• Materials provided:
# # # #

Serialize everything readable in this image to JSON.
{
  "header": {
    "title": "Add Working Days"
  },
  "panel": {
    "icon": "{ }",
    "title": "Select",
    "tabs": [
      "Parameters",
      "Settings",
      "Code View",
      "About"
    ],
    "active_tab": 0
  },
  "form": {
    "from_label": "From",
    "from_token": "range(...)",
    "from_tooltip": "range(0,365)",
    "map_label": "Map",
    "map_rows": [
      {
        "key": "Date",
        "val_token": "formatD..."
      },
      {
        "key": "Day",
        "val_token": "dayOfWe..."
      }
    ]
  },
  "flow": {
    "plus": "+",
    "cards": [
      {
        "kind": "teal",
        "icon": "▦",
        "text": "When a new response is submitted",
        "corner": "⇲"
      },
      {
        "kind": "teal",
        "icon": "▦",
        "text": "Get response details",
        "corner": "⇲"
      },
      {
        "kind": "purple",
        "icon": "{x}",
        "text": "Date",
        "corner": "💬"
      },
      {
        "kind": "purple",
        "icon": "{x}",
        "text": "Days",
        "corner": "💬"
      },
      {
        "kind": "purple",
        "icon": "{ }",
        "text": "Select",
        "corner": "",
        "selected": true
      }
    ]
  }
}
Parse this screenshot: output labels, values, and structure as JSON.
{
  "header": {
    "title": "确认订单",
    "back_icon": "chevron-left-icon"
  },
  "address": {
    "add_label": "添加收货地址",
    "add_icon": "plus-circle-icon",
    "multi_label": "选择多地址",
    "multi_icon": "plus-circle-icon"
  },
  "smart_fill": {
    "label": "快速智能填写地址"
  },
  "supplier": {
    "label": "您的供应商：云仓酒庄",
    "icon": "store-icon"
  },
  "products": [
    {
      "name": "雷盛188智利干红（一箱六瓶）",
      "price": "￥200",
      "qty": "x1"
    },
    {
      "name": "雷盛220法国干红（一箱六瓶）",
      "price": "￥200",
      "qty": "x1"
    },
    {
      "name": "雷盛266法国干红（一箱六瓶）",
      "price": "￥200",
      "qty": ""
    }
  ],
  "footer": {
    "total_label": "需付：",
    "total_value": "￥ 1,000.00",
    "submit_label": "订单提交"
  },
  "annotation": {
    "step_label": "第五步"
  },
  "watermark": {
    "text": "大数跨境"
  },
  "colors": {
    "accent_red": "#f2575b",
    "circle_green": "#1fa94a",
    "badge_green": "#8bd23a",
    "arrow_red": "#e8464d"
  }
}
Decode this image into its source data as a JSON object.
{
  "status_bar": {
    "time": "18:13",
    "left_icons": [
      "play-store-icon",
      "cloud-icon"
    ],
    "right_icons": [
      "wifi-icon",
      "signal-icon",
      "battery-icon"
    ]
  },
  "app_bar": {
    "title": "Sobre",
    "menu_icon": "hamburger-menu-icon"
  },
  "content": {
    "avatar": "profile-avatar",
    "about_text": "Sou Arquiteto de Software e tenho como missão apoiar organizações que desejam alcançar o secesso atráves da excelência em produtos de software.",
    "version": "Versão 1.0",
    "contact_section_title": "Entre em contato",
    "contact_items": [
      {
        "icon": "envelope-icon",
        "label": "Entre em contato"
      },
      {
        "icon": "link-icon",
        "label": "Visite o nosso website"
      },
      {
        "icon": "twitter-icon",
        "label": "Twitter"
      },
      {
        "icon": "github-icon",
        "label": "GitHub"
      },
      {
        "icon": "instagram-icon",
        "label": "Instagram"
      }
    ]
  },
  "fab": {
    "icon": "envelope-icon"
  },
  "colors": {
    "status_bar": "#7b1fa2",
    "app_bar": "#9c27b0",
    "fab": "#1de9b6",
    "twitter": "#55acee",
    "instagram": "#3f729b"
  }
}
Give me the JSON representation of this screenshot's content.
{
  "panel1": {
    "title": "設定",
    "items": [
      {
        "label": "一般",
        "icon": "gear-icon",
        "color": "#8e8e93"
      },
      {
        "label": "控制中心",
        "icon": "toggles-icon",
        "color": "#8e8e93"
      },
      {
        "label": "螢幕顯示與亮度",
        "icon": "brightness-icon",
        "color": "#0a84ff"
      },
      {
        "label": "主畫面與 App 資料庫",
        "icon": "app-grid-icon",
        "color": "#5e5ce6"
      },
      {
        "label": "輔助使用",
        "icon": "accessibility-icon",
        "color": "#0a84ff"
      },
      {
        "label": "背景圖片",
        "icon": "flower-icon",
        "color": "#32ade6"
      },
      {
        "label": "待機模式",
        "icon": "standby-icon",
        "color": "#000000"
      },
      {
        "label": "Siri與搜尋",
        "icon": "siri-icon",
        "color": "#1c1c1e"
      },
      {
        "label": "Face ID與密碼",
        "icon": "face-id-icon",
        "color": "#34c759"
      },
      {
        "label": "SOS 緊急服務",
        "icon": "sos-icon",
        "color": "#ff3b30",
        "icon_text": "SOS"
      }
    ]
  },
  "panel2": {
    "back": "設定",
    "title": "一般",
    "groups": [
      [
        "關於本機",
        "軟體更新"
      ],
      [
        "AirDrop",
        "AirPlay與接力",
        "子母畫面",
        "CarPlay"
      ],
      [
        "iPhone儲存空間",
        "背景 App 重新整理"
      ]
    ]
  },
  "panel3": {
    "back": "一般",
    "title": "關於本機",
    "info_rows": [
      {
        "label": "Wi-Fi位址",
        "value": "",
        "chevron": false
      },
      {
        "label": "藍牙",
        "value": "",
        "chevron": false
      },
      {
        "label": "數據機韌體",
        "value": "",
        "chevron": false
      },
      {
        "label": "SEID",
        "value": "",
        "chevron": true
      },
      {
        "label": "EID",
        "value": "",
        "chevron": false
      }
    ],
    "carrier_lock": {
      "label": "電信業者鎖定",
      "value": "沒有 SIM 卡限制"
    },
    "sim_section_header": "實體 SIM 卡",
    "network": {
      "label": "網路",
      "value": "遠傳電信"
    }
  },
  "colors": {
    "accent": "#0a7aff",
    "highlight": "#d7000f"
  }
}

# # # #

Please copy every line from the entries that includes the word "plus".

• Written response:
    "plus": "+",
    "add_icon": "plus-circle-icon",
    "multi_icon": "plus-circle-icon"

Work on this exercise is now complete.